ABOUT THIS EXERCISE
Without the pictures, reproduce the entries below exactly.

Entries from a dataset of interfaces:
|---|
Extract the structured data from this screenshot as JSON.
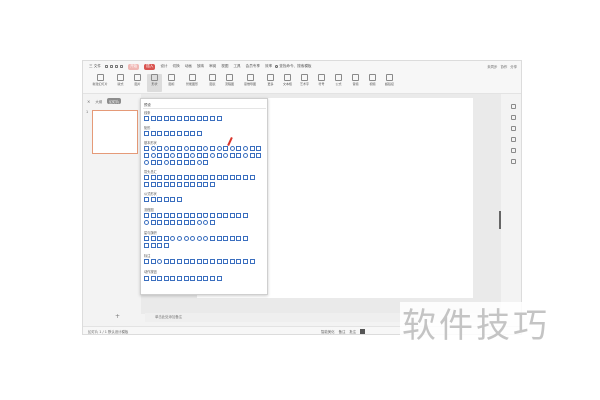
{
  "titlebar": {
    "file_label": "三 文件",
    "menus": [
      "开始",
      "插入",
      "设计",
      "切换",
      "动画",
      "放映",
      "审阅",
      "视图",
      "工具",
      "会员专享",
      "效率"
    ],
    "search_label": "查找命令、搜索模板",
    "right_items": [
      "未同步",
      "协作",
      "分享"
    ]
  },
  "toolbar": {
    "items": [
      "新建幻灯片",
      "版式",
      "图片",
      "形状",
      "图标",
      "智能图形",
      "图表",
      "流程图",
      "思维导图",
      "更多",
      "文本框",
      "艺术字",
      "符号",
      "公式",
      "音频",
      "视频",
      "超链接"
    ]
  },
  "leftpanel": {
    "tabs": [
      "大纲",
      "幻灯片"
    ],
    "slide_number": "1"
  },
  "dropdown": {
    "title": "预设",
    "sections": [
      {
        "label": "线条"
      },
      {
        "label": "矩形"
      },
      {
        "label": "基本形状"
      },
      {
        "label": "箭头总汇"
      },
      {
        "label": "公式形状"
      },
      {
        "label": "流程图"
      },
      {
        "label": "星与旗帜"
      },
      {
        "label": "标注"
      },
      {
        "label": "动作按钮"
      }
    ]
  },
  "notes": {
    "placeholder": "单击此处添加备注"
  },
  "statusbar": {
    "left": "幻灯片 1 / 1    默认设计模板",
    "right": [
      "智能美化",
      "备注",
      "批注"
    ]
  },
  "watermark": {
    "text": "软件技巧"
  },
  "colors": {
    "insert_tab": "#d9534f",
    "slide_border": "#e59a78",
    "shape_outline": "#3b6fbf"
  }
}
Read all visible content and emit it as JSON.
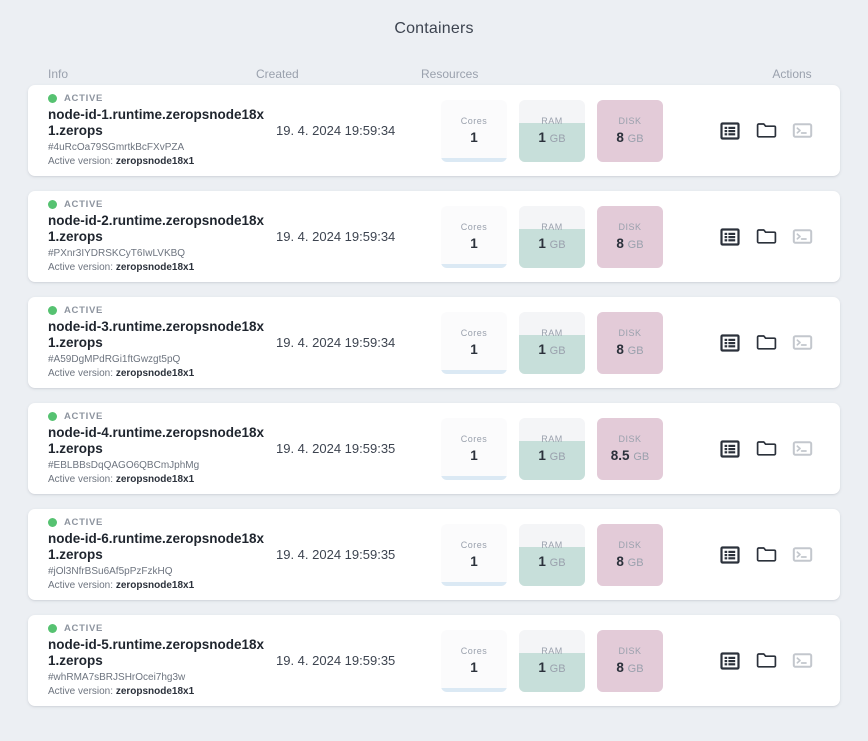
{
  "header": {
    "title": "Containers"
  },
  "columns": {
    "info": "Info",
    "created": "Created",
    "resources": "Resources",
    "actions": "Actions"
  },
  "labels": {
    "status": "ACTIVE",
    "cores": "Cores",
    "ram": "RAM",
    "disk": "DISK",
    "unit_gb": "GB",
    "active_version_prefix": "Active version:"
  },
  "colors": {
    "page_background": "#eceff3",
    "card_background": "#ffffff",
    "status_dot": "#56c271",
    "cores_fill": "#dbe9f4",
    "ram_fill": "#c7dfda",
    "disk_fill": "#e3cbd8",
    "res_card_base": "#fbfbfc",
    "icon_dark": "#2b313b",
    "icon_disabled": "#c3c7cd",
    "text_primary": "#2b313b",
    "text_muted": "#9aa1ad"
  },
  "actions": [
    {
      "name": "log-icon",
      "label": "Logs",
      "enabled": true
    },
    {
      "name": "folder-icon",
      "label": "Files",
      "enabled": true
    },
    {
      "name": "terminal-icon",
      "label": "Terminal",
      "enabled": false
    }
  ],
  "rows": [
    {
      "status": "ACTIVE",
      "name": "node-id-1.runtime.zeropsnode18x1.zerops",
      "hash": "#4uRcOa79SGmrtkBcFXvPZA",
      "version": "zeropsnode18x1",
      "created": "19. 4. 2024 19:59:34",
      "cores": {
        "label": "Cores",
        "value": "1",
        "unit": "",
        "fill_pct": 6
      },
      "ram": {
        "label": "RAM",
        "value": "1",
        "unit": "GB",
        "fill_pct": 62
      },
      "disk": {
        "label": "DISK",
        "value": "8",
        "unit": "GB",
        "fill_pct": 100
      }
    },
    {
      "status": "ACTIVE",
      "name": "node-id-2.runtime.zeropsnode18x1.zerops",
      "hash": "#PXnr3IYDRSKCyT6IwLVKBQ",
      "version": "zeropsnode18x1",
      "created": "19. 4. 2024 19:59:34",
      "cores": {
        "label": "Cores",
        "value": "1",
        "unit": "",
        "fill_pct": 6
      },
      "ram": {
        "label": "RAM",
        "value": "1",
        "unit": "GB",
        "fill_pct": 62
      },
      "disk": {
        "label": "DISK",
        "value": "8",
        "unit": "GB",
        "fill_pct": 100
      }
    },
    {
      "status": "ACTIVE",
      "name": "node-id-3.runtime.zeropsnode18x1.zerops",
      "hash": "#A59DgMPdRGi1ftGwzgt5pQ",
      "version": "zeropsnode18x1",
      "created": "19. 4. 2024 19:59:34",
      "cores": {
        "label": "Cores",
        "value": "1",
        "unit": "",
        "fill_pct": 6
      },
      "ram": {
        "label": "RAM",
        "value": "1",
        "unit": "GB",
        "fill_pct": 62
      },
      "disk": {
        "label": "DISK",
        "value": "8",
        "unit": "GB",
        "fill_pct": 100
      }
    },
    {
      "status": "ACTIVE",
      "name": "node-id-4.runtime.zeropsnode18x1.zerops",
      "hash": "#EBLBBsDqQAGO6QBCmJphMg",
      "version": "zeropsnode18x1",
      "created": "19. 4. 2024 19:59:35",
      "cores": {
        "label": "Cores",
        "value": "1",
        "unit": "",
        "fill_pct": 6
      },
      "ram": {
        "label": "RAM",
        "value": "1",
        "unit": "GB",
        "fill_pct": 62
      },
      "disk": {
        "label": "DISK",
        "value": "8.5",
        "unit": "GB",
        "fill_pct": 100
      }
    },
    {
      "status": "ACTIVE",
      "name": "node-id-6.runtime.zeropsnode18x1.zerops",
      "hash": "#jOl3NfrBSu6Af5pPzFzkHQ",
      "version": "zeropsnode18x1",
      "created": "19. 4. 2024 19:59:35",
      "cores": {
        "label": "Cores",
        "value": "1",
        "unit": "",
        "fill_pct": 6
      },
      "ram": {
        "label": "RAM",
        "value": "1",
        "unit": "GB",
        "fill_pct": 62
      },
      "disk": {
        "label": "DISK",
        "value": "8",
        "unit": "GB",
        "fill_pct": 100
      }
    },
    {
      "status": "ACTIVE",
      "name": "node-id-5.runtime.zeropsnode18x1.zerops",
      "hash": "#whRMA7sBRJSHrOcei7hg3w",
      "version": "zeropsnode18x1",
      "created": "19. 4. 2024 19:59:35",
      "cores": {
        "label": "Cores",
        "value": "1",
        "unit": "",
        "fill_pct": 6
      },
      "ram": {
        "label": "RAM",
        "value": "1",
        "unit": "GB",
        "fill_pct": 62
      },
      "disk": {
        "label": "DISK",
        "value": "8",
        "unit": "GB",
        "fill_pct": 100
      }
    }
  ]
}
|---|
EXPECTED OUTPUT
Extract the structured data from this screenshot as JSON.
{
  "titlebar": {
    "file_label": "三 文件",
    "menus": [
      "开始",
      "插入",
      "设计",
      "切换",
      "动画",
      "放映",
      "审阅",
      "视图",
      "工具",
      "会员专享",
      "效率"
    ],
    "search_label": "查找命令、搜索模板",
    "right_items": [
      "未同步",
      "协作",
      "分享"
    ]
  },
  "toolbar": {
    "items": [
      "新建幻灯片",
      "版式",
      "图片",
      "形状",
      "图标",
      "智能图形",
      "图表",
      "流程图",
      "思维导图",
      "更多",
      "文本框",
      "艺术字",
      "符号",
      "公式",
      "音频",
      "视频",
      "超链接"
    ]
  },
  "leftpanel": {
    "tabs": [
      "大纲",
      "幻灯片"
    ],
    "slide_number": "1"
  },
  "dropdown": {
    "title": "预设",
    "sections": [
      {
        "label": "线条"
      },
      {
        "label": "矩形"
      },
      {
        "label": "基本形状"
      },
      {
        "label": "箭头总汇"
      },
      {
        "label": "公式形状"
      },
      {
        "label": "流程图"
      },
      {
        "label": "星与旗帜"
      },
      {
        "label": "标注"
      },
      {
        "label": "动作按钮"
      }
    ]
  },
  "notes": {
    "placeholder": "单击此处添加备注"
  },
  "statusbar": {
    "left": "幻灯片 1 / 1    默认设计模板",
    "right": [
      "智能美化",
      "备注",
      "批注"
    ]
  },
  "watermark": {
    "text": "软件技巧"
  },
  "colors": {
    "insert_tab": "#d9534f",
    "slide_border": "#e59a78",
    "shape_outline": "#3b6fbf"
  }
}
Read all visible content and emit it as JSON.
{
  "header": {
    "title": "Containers"
  },
  "columns": {
    "info": "Info",
    "created": "Created",
    "resources": "Resources",
    "actions": "Actions"
  },
  "labels": {
    "status": "ACTIVE",
    "cores": "Cores",
    "ram": "RAM",
    "disk": "DISK",
    "unit_gb": "GB",
    "active_version_prefix": "Active version:"
  },
  "colors": {
    "page_background": "#eceff3",
    "card_background": "#ffffff",
    "status_dot": "#56c271",
    "cores_fill": "#dbe9f4",
    "ram_fill": "#c7dfda",
    "disk_fill": "#e3cbd8",
    "res_card_base": "#fbfbfc",
    "icon_dark": "#2b313b",
    "icon_disabled": "#c3c7cd",
    "text_primary": "#2b313b",
    "text_muted": "#9aa1ad"
  },
  "actions": [
    {
      "name": "log-icon",
      "label": "Logs",
      "enabled": true
    },
    {
      "name": "folder-icon",
      "label": "Files",
      "enabled": true
    },
    {
      "name": "terminal-icon",
      "label": "Terminal",
      "enabled": false
    }
  ],
  "rows": [
    {
      "status": "ACTIVE",
      "name": "node-id-1.runtime.zeropsnode18x1.zerops",
      "hash": "#4uRcOa79SGmrtkBcFXvPZA",
      "version": "zeropsnode18x1",
      "created": "19. 4. 2024 19:59:34",
      "cores": {
        "label": "Cores",
        "value": "1",
        "unit": "",
        "fill_pct": 6
      },
      "ram": {
        "label": "RAM",
        "value": "1",
        "unit": "GB",
        "fill_pct": 62
      },
      "disk": {
        "label": "DISK",
        "value": "8",
        "unit": "GB",
        "fill_pct": 100
      }
    },
    {
      "status": "ACTIVE",
      "name": "node-id-2.runtime.zeropsnode18x1.zerops",
      "hash": "#PXnr3IYDRSKCyT6IwLVKBQ",
      "version": "zeropsnode18x1",
      "created": "19. 4. 2024 19:59:34",
      "cores": {
        "label": "Cores",
        "value": "1",
        "unit": "",
        "fill_pct": 6
      },
      "ram": {
        "label": "RAM",
        "value": "1",
        "unit": "GB",
        "fill_pct": 62
      },
      "disk": {
        "label": "DISK",
        "value": "8",
        "unit": "GB",
        "fill_pct": 100
      }
    },
    {
      "status": "ACTIVE",
      "name": "node-id-3.runtime.zeropsnode18x1.zerops",
      "hash": "#A59DgMPdRGi1ftGwzgt5pQ",
      "version": "zeropsnode18x1",
      "created": "19. 4. 2024 19:59:34",
      "cores": {
        "label": "Cores",
        "value": "1",
        "unit": "",
        "fill_pct": 6
      },
      "ram": {
        "label": "RAM",
        "value": "1",
        "unit": "GB",
        "fill_pct": 62
      },
      "disk": {
        "label": "DISK",
        "value": "8",
        "unit": "GB",
        "fill_pct": 100
      }
    },
    {
      "status": "ACTIVE",
      "name": "node-id-4.runtime.zeropsnode18x1.zerops",
      "hash": "#EBLBBsDqQAGO6QBCmJphMg",
      "version": "zeropsnode18x1",
      "created": "19. 4. 2024 19:59:35",
      "cores": {
        "label": "Cores",
        "value": "1",
        "unit": "",
        "fill_pct": 6
      },
      "ram": {
        "label": "RAM",
        "value": "1",
        "unit": "GB",
        "fill_pct": 62
      },
      "disk": {
        "label": "DISK",
        "value": "8.5",
        "unit": "GB",
        "fill_pct": 100
      }
    },
    {
      "status": "ACTIVE",
      "name": "node-id-6.runtime.zeropsnode18x1.zerops",
      "hash": "#jOl3NfrBSu6Af5pPzFzkHQ",
      "version": "zeropsnode18x1",
      "created": "19. 4. 2024 19:59:35",
      "cores": {
        "label": "Cores",
        "value": "1",
        "unit": "",
        "fill_pct": 6
      },
      "ram": {
        "label": "RAM",
        "value": "1",
        "unit": "GB",
        "fill_pct": 62
      },
      "disk": {
        "label": "DISK",
        "value": "8",
        "unit": "GB",
        "fill_pct": 100
      }
    },
    {
      "status": "ACTIVE",
      "name": "node-id-5.runtime.zeropsnode18x1.zerops",
      "hash": "#whRMA7sBRJSHrOcei7hg3w",
      "version": "zeropsnode18x1",
      "created": "19. 4. 2024 19:59:35",
      "cores": {
        "label": "Cores",
        "value": "1",
        "unit": "",
        "fill_pct": 6
      },
      "ram": {
        "label": "RAM",
        "value": "1",
        "unit": "GB",
        "fill_pct": 62
      },
      "disk": {
        "label": "DISK",
        "value": "8",
        "unit": "GB",
        "fill_pct": 100
      }
    }
  ]
}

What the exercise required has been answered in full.